Peer Mediated Intervention (peer training) is where peers e.g. classmates, are taught how to support student learning. This can include:
- the peer modelling appropriate behaviours or skills, e.g. initiating a social interaction.
- prompting the student e.g. 'What do you do next?', 'What materials do you need?', 'Where are they?'
- reinforcing appropriate behaviours e.g. 'That was a great question you asked about the solar system. It really helped me.'
Students sometimes find it easier to learn strategies from their peers.
How do I use it?
Steps in peer mediated interventions include:
- Determine the target skill or behaviour to be taught.
Select the peers to participate.
- For example 'During lunch time, Anna will take turns during a small group game.'
- This must be a specific, observable skill. General descriptions like 'be involved in groups' are not specific enough.
Training the peer.
- The number of peers can vary from one peer to a small group (4-6). Avoid using the whole class as peer trainers as this can stigmatise the student.

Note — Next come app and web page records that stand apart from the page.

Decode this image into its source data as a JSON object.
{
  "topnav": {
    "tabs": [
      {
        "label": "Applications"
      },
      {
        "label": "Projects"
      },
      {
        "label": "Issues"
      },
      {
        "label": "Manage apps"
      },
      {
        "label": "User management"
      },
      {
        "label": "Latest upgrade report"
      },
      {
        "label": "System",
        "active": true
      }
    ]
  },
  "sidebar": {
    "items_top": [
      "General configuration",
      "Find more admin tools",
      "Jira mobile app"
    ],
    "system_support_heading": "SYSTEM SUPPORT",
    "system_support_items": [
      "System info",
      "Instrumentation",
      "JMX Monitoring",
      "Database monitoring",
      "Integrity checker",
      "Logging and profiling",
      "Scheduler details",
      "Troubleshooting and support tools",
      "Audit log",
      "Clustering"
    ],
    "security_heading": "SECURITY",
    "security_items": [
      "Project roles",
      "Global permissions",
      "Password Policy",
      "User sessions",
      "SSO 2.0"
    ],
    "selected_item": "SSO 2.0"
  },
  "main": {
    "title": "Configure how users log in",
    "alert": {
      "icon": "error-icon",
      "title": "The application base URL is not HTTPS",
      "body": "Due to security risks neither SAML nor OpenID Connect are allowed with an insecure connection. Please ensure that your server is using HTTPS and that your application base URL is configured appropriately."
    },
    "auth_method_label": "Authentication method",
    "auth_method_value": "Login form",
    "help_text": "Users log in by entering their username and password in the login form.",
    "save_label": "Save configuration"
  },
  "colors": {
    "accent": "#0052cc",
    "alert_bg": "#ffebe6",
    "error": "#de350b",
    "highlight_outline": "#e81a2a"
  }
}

- Peers should be able to demonstrate the skills to be taught, be willing to participate, attend school regularly, and be liked by the student.

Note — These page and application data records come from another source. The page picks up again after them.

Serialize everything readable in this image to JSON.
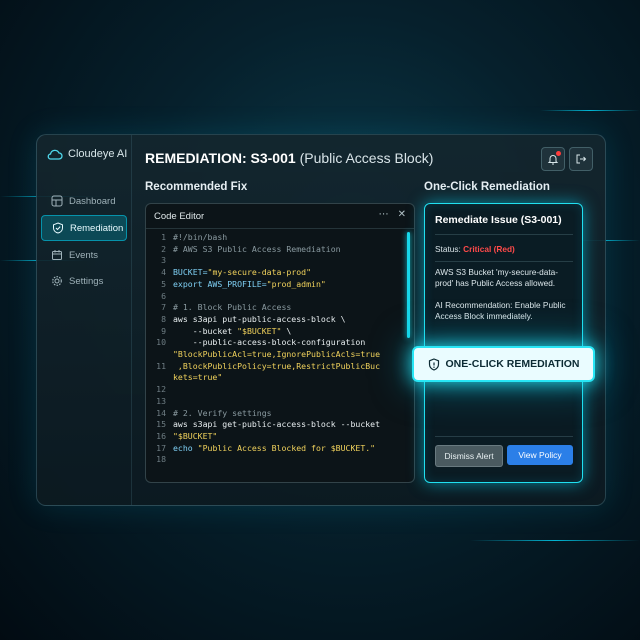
{
  "app": {
    "brand": "Cloudeye AI"
  },
  "sidebar": {
    "items": [
      {
        "label": "Dashboard",
        "icon": "dashboard-icon"
      },
      {
        "label": "Remediation",
        "icon": "shield-check-icon",
        "active": true
      },
      {
        "label": "Events",
        "icon": "calendar-icon"
      },
      {
        "label": "Settings",
        "icon": "gear-icon"
      }
    ]
  },
  "header": {
    "title_main": "REMEDIATION: S3-001",
    "title_sub": "(Public Access Block)",
    "notification_icon": "bell-icon",
    "logout_icon": "logout-icon"
  },
  "sections": {
    "recommended_fix": "Recommended Fix",
    "one_click": "One-Click Remediation"
  },
  "editor": {
    "title": "Code Editor",
    "more": "⋯",
    "close": "✕",
    "lines": [
      {
        "n": "1",
        "parts": [
          [
            "c-com",
            "#!/bin/bash"
          ]
        ]
      },
      {
        "n": "2",
        "parts": [
          [
            "c-com",
            "# AWS S3 Public Access Remediation"
          ]
        ]
      },
      {
        "n": "3",
        "parts": []
      },
      {
        "n": "4",
        "parts": [
          [
            "c-kw",
            "BUCKET="
          ],
          [
            "c-str",
            "\"my-secure-data-prod\""
          ]
        ]
      },
      {
        "n": "5",
        "parts": [
          [
            "c-kw",
            "export AWS_PROFILE="
          ],
          [
            "c-str",
            "\"prod_admin\""
          ]
        ]
      },
      {
        "n": "6",
        "parts": []
      },
      {
        "n": "7",
        "parts": [
          [
            "c-com",
            "# 1. Block Public Access"
          ]
        ]
      },
      {
        "n": "8",
        "parts": [
          [
            "c-txt",
            "aws s3api put-public-access-block \\"
          ]
        ]
      },
      {
        "n": "9",
        "parts": [
          [
            "c-txt",
            "    --bucket "
          ],
          [
            "c-str",
            "\"$BUCKET\""
          ],
          [
            "c-txt",
            " \\"
          ]
        ]
      },
      {
        "n": "10",
        "parts": [
          [
            "c-txt",
            "    --public-access-block-configuration"
          ]
        ]
      },
      {
        "n": "",
        "parts": [
          [
            "c-str",
            "\"BlockPublicAcl=true,IgnorePublicAcls=true"
          ]
        ]
      },
      {
        "n": "11",
        "parts": [
          [
            "c-str",
            " ,BlockPublicPolicy=true,RestrictPublicBuc"
          ]
        ]
      },
      {
        "n": "",
        "parts": [
          [
            "c-str",
            "kets=true\""
          ]
        ]
      },
      {
        "n": "12",
        "parts": []
      },
      {
        "n": "13",
        "parts": []
      },
      {
        "n": "14",
        "parts": [
          [
            "c-com",
            "# 2. Verify settings"
          ]
        ]
      },
      {
        "n": "15",
        "parts": [
          [
            "c-txt",
            "aws s3api get-public-access-block --bucket"
          ]
        ]
      },
      {
        "n": "16",
        "parts": [
          [
            "c-str",
            "\"$BUCKET\""
          ]
        ]
      },
      {
        "n": "17",
        "parts": [
          [
            "c-kw",
            "echo "
          ],
          [
            "c-str",
            "\"Public Access Blocked for $BUCKET.\""
          ]
        ]
      },
      {
        "n": "18",
        "parts": []
      }
    ]
  },
  "remediation": {
    "title": "Remediate Issue (S3-001)",
    "status_label": "Status: ",
    "status_value": "Critical (Red)",
    "description": "AWS S3 Bucket 'my-secure-data-prod' has Public Access allowed.",
    "ai_recommendation": "AI Recommendation: Enable Public Access Block immediately.",
    "one_click_button": "ONE-CLICK REMEDIATION",
    "dismiss_button": "Dismiss Alert",
    "view_button": "View Policy"
  },
  "colors": {
    "accent": "#21e0f0",
    "critical": "#ff4a4a",
    "primary_button": "#2b7fe8"
  }
}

Implementing in the classroom/school setting.
- Conduct sessions in a quiet distraction free area.
- Explain how we can learn from each other. Provide examples from the classroom to support this point e.g. 'during show and tell Tom taught us about turtles.'

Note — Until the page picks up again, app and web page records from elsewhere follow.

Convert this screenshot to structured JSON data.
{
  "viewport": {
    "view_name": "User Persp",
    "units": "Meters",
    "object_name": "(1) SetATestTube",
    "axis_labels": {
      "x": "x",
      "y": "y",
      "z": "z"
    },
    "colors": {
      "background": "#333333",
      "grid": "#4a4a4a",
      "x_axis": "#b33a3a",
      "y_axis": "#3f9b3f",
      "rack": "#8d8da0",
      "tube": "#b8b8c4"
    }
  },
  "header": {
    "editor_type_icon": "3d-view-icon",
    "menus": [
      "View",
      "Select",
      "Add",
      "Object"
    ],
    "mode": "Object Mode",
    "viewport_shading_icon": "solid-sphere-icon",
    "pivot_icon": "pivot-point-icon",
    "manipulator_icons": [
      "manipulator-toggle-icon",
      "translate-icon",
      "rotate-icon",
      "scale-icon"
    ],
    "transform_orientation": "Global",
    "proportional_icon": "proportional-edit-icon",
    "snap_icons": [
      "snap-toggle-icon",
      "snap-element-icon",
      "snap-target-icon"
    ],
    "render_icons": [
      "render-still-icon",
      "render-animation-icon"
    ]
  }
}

- Explain to the peer they are going to help the student learn a skill e.g. how to go up to a classmate and start a conversation.
- Teach the peer. This can include using scripts, teacher modelling, visual aids, reinforcement, verbal explanation.
- Role play where the peer and teacher act out a situation.
- Provide the peer with opportunities to practice until he/she feels confidant to implement the strategy.
- Identify opportunities for the peer training to take place each day e.g. break time, free class time.
- Provide the peer time to implement the strategy e.g. 15 minutes.
Evaluate progress. As the student begins to demonstrate the learning the peer mediated intervention can be reduced.
- Observe the peer implementing the strategy.
- Provide feedback to the peer. Ask the peer
- What went well? Provide
Behaviour specific praise.
- What was difficult? Discuss reasons why this may have been difficult.
- What could you do differently, next time? Discuss with the peer possible options.
Peer mediated interventions can be used with the following age groups.
Where can I learn more?
AFIRM provides modules on evidence-based practices. You can complete the certificate pathway which includes an assessment of learning, or the non-certificate pathway. The modules are free.
Autism Internet Modules provide a way of learning online. You need to set up an account to access the modules. The modules are free. Peer mediated intervention is one of the intervention strategies available as a module.